Website and app data records -

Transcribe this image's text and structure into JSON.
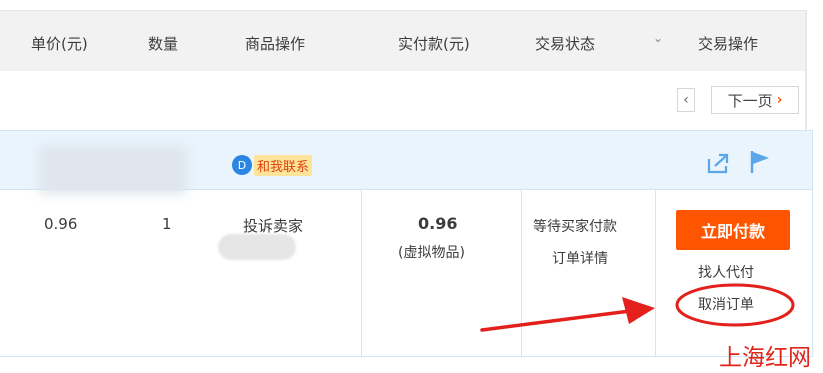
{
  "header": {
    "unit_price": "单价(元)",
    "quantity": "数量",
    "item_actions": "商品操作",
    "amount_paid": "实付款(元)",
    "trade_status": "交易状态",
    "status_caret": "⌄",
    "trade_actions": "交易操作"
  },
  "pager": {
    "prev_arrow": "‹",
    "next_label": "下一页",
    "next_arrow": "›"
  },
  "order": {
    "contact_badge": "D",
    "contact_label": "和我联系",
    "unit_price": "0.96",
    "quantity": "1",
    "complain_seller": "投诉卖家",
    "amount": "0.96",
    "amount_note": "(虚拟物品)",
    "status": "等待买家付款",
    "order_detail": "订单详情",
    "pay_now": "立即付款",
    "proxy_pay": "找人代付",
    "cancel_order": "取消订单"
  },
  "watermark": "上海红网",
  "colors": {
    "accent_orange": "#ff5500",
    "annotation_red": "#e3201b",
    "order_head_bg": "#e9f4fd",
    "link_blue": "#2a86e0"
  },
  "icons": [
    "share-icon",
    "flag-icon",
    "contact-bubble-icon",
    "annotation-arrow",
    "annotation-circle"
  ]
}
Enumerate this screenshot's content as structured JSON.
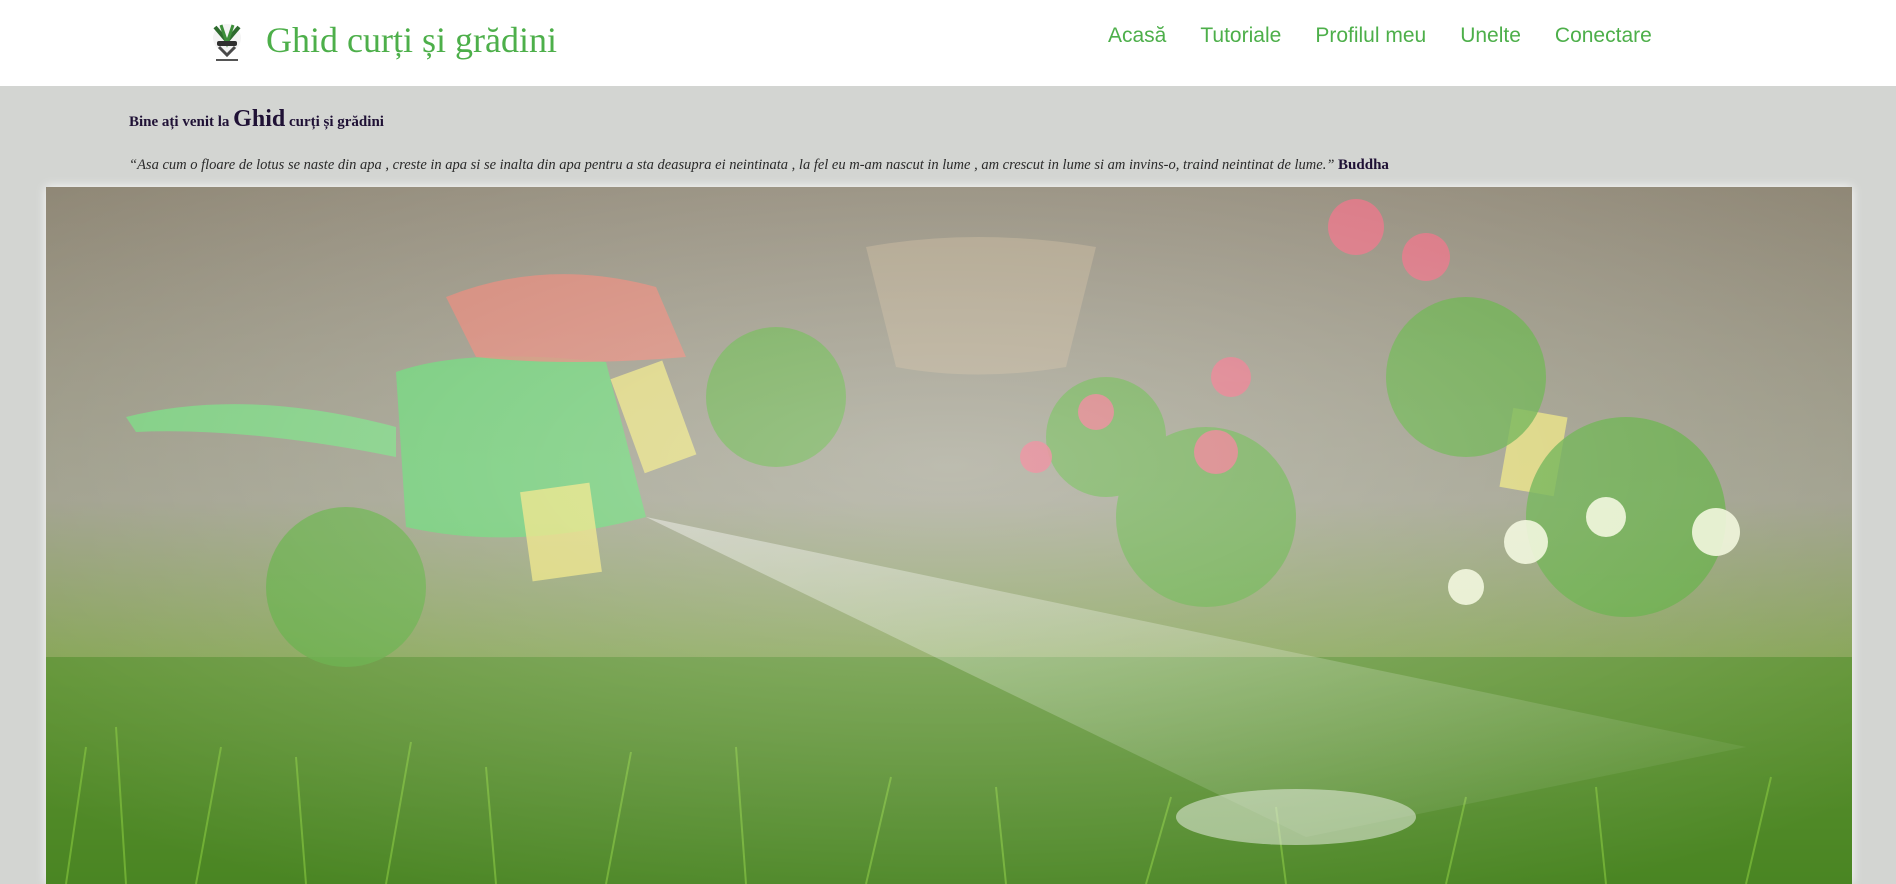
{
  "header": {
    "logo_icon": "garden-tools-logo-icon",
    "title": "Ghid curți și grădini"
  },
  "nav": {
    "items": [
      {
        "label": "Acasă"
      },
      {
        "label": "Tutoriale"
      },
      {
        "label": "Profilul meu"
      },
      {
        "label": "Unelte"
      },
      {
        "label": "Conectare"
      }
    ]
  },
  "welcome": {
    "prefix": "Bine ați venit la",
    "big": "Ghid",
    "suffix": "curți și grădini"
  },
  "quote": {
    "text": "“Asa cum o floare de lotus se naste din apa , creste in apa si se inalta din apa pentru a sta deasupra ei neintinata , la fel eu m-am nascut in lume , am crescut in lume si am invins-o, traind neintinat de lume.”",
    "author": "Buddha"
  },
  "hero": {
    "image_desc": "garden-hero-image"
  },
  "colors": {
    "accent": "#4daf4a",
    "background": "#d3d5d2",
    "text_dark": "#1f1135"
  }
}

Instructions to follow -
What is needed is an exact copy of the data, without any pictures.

Finished task -
Transcribe this image's text and structure into JSON.
{
  "header": {
    "unit_price": "单价(元)",
    "quantity": "数量",
    "item_actions": "商品操作",
    "amount_paid": "实付款(元)",
    "trade_status": "交易状态",
    "status_caret": "⌄",
    "trade_actions": "交易操作"
  },
  "pager": {
    "prev_arrow": "‹",
    "next_label": "下一页",
    "next_arrow": "›"
  },
  "order": {
    "contact_badge": "D",
    "contact_label": "和我联系",
    "unit_price": "0.96",
    "quantity": "1",
    "complain_seller": "投诉卖家",
    "amount": "0.96",
    "amount_note": "(虚拟物品)",
    "status": "等待买家付款",
    "order_detail": "订单详情",
    "pay_now": "立即付款",
    "proxy_pay": "找人代付",
    "cancel_order": "取消订单"
  },
  "watermark": "上海红网",
  "colors": {
    "accent_orange": "#ff5500",
    "annotation_red": "#e3201b",
    "order_head_bg": "#e9f4fd",
    "link_blue": "#2a86e0"
  },
  "icons": [
    "share-icon",
    "flag-icon",
    "contact-bubble-icon",
    "annotation-arrow",
    "annotation-circle"
  ]
}
Enumerate this screenshot's content as structured JSON.
{
  "header": {
    "logo_icon": "garden-tools-logo-icon",
    "title": "Ghid curți și grădini"
  },
  "nav": {
    "items": [
      {
        "label": "Acasă"
      },
      {
        "label": "Tutoriale"
      },
      {
        "label": "Profilul meu"
      },
      {
        "label": "Unelte"
      },
      {
        "label": "Conectare"
      }
    ]
  },
  "welcome": {
    "prefix": "Bine ați venit la",
    "big": "Ghid",
    "suffix": "curți și grădini"
  },
  "quote": {
    "text": "“Asa cum o floare de lotus se naste din apa , creste in apa si se inalta din apa pentru a sta deasupra ei neintinata , la fel eu m-am nascut in lume , am crescut in lume si am invins-o, traind neintinat de lume.”",
    "author": "Buddha"
  },
  "hero": {
    "image_desc": "garden-hero-image"
  },
  "colors": {
    "accent": "#4daf4a",
    "background": "#d3d5d2",
    "text_dark": "#1f1135"
  }
}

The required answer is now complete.